Monday, August 13, 2007

Anatomy Of An Agency Agreement—Part Five

STATUS: Hello from the land of Kiwi. Late this morning, my husband and I took the hike up the Rocky Bay trail on the island of Waiheke (which is just a 20 minute ferry ride from Auckland). It’s about a 2 hour hike (and a bit muddy) but we were excited to reach the top just in time for lunch and a bit of wine tasting at the Te Whau Winery. Guess what? It’s closed on Tuesdays (and yes it is Tuesday already here in NZ). Still, it was a gorgeous hike and a gorgeous day.

What’s playing on the iPod right now? Not listening at the moment but I do have my shuffle with me.

Once we have death figured out, then we have to address taxes. Just kidding. The next clause in the agency agreement deals with expenses and what my agency is entitled to receive as reimbursement from the author.

About two years ago, I actually stopped charging back most expenses to my clients. Why? Because the world of publishing had changed rapidly. These days I email my submissions (with the rare hard copy being sent out by snail mail).The biggest costs were photocopy and delivery. With that pretty much a non-issue, it didn’t seem worth the time to muddle with the accounting by tracking the only expense we end up really having which is FedEx and postage.

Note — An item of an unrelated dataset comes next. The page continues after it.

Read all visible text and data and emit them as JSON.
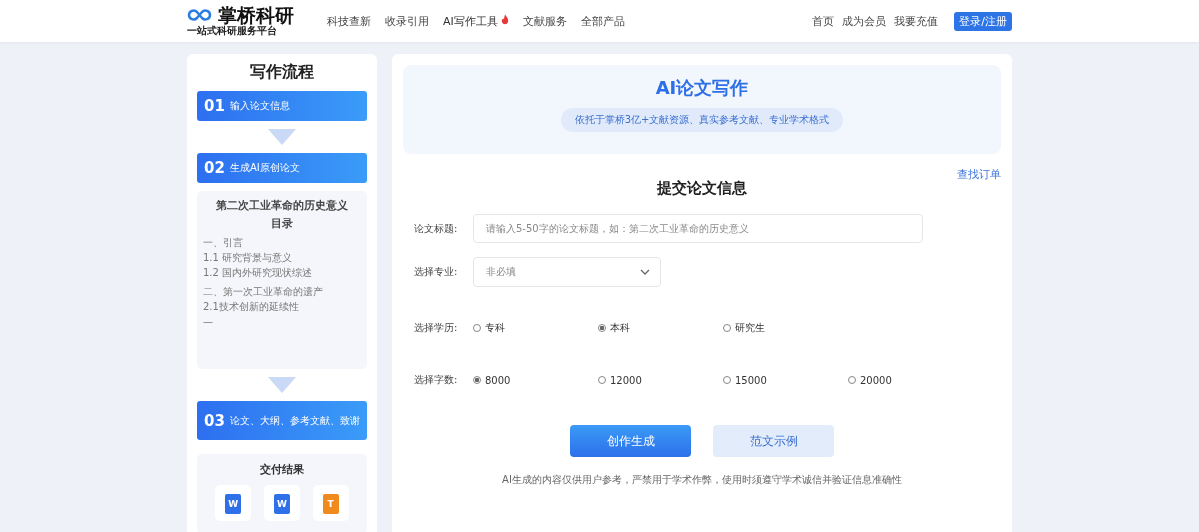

Now we do charge back for expenses related to selling subrights. Often we have to buy extra copies of client books in order to send on to foreign publishers and Hollywood co-agents. This can be expensive (and hence the one main charge-back to the clients). Now we try and wrestle as many free copies out of the publishers as we can get but it never seems to be quite enough since we pursue foreign and film subrights aggressively.

Here’s the clause if you want to see how it reads:

NLA will be entitled to receive reimbursement from the Author for the following expenses relative to the representation of a project: special delivery/payment expenses, International/foreign shipping if applicable, costs associated with the selling of all secondary rights, including costs such as purchasing extra books and/or galleys used to sell those secondary rights.

Reproduction costs, postage & delivery, as well as all other normal costs associated to running a business such as office supplies, rent, or utilities are not an author billable expense. Please note that applicable charges are accrued to an author account and reimbursed from the author's income from publisher payments. Reimbursed deductions will be itemized and supported by receipts.